"A seven-gene signature for the first time ever gives a significant prognostic recurrence score," Kerr said. "This allows us to define a population of patients at low risk of recurrence -- about a 10 percent chance of the cancer coming back [in three years] -- in whom I would counsel that chemotherapy would be of very little value indeed."

For the other group, recurrence rates closer to 20 or 25 percent at three years may indicate a benefit to getting chemo, he said.

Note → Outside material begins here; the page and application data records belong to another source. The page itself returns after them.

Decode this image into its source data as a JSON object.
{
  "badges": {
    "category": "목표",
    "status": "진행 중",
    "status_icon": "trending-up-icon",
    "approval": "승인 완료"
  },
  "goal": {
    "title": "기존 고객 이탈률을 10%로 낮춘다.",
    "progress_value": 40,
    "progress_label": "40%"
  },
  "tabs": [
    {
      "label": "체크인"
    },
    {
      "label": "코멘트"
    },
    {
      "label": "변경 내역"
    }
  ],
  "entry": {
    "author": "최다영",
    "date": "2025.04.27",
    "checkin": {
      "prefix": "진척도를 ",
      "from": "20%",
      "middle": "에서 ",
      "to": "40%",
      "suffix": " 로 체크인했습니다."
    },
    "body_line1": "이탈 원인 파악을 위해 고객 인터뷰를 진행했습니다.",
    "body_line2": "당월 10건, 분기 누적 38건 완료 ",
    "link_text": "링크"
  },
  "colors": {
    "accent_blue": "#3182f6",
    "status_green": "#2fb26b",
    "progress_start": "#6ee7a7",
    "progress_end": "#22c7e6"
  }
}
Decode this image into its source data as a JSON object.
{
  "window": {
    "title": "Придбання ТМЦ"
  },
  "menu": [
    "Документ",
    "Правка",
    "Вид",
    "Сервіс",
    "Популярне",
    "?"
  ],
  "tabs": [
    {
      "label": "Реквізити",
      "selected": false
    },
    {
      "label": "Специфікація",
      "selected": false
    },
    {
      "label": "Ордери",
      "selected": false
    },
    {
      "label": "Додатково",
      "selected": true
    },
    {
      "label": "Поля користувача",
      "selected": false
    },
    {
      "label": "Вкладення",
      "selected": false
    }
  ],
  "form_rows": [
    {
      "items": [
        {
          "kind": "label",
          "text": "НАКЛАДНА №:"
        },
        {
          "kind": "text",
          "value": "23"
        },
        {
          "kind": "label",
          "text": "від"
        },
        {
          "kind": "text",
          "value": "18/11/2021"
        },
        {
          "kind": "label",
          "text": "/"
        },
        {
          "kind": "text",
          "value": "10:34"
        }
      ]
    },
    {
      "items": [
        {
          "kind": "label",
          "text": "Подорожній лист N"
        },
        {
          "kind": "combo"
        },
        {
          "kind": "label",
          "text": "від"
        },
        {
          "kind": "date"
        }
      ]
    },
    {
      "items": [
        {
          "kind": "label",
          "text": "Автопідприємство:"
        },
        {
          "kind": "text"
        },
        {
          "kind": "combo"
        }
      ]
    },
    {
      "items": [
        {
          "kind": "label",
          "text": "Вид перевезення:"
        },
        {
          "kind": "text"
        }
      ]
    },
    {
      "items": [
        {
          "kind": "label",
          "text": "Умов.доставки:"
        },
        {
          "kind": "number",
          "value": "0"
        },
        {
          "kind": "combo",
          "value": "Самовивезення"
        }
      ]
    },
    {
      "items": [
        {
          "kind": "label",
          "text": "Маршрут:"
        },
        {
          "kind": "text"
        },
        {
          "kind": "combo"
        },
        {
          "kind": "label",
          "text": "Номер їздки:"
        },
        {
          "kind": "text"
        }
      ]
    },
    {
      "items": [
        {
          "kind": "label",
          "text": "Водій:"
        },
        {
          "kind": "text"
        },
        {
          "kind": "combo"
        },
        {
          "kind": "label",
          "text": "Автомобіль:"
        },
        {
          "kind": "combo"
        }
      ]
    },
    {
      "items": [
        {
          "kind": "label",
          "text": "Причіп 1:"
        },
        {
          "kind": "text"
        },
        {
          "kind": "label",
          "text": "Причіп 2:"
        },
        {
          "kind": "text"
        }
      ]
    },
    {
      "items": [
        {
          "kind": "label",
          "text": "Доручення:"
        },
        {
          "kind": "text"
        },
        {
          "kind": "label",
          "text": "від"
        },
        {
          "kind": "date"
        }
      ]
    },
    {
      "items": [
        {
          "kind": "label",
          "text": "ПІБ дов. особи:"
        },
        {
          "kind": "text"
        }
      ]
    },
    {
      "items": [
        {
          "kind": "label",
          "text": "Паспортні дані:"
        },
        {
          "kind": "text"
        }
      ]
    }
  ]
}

Doctors already look at "T-stage" of a tumor (is it locally advanced?, etc.) as well as "mismatch repair," which refers to a gene repair mechanism, to predict recurrence. However, according to Kerr, a large group of patients would benefit from this new tool that would not benefit from the two older screens.

"The new tool is an independent important variable," Kerr said. "There would be 70 percent of patients in whom T-stage and mismatch will not be informative and we think that, in this group, the new tool will provide a useful addendum to the clinical decision-making process."

More information

There's more on colorectal cancer at the U.S. National Cancer Institute.



SOURCES: May 14, 2009, American Society of Clinical Oncology press teleconference with David Kerr, M.D., D.Sc., professor, cancer medicine, University of Oxford, and Richard L. Schilsky, M.D., president, ASCO and professor, medicine at the University of Chicago; study abstract

Last Updated: May 15, 2009

Copyright © 2009 ScoutNews, LLC. All rights reserved.

More articles at www.eholistic.com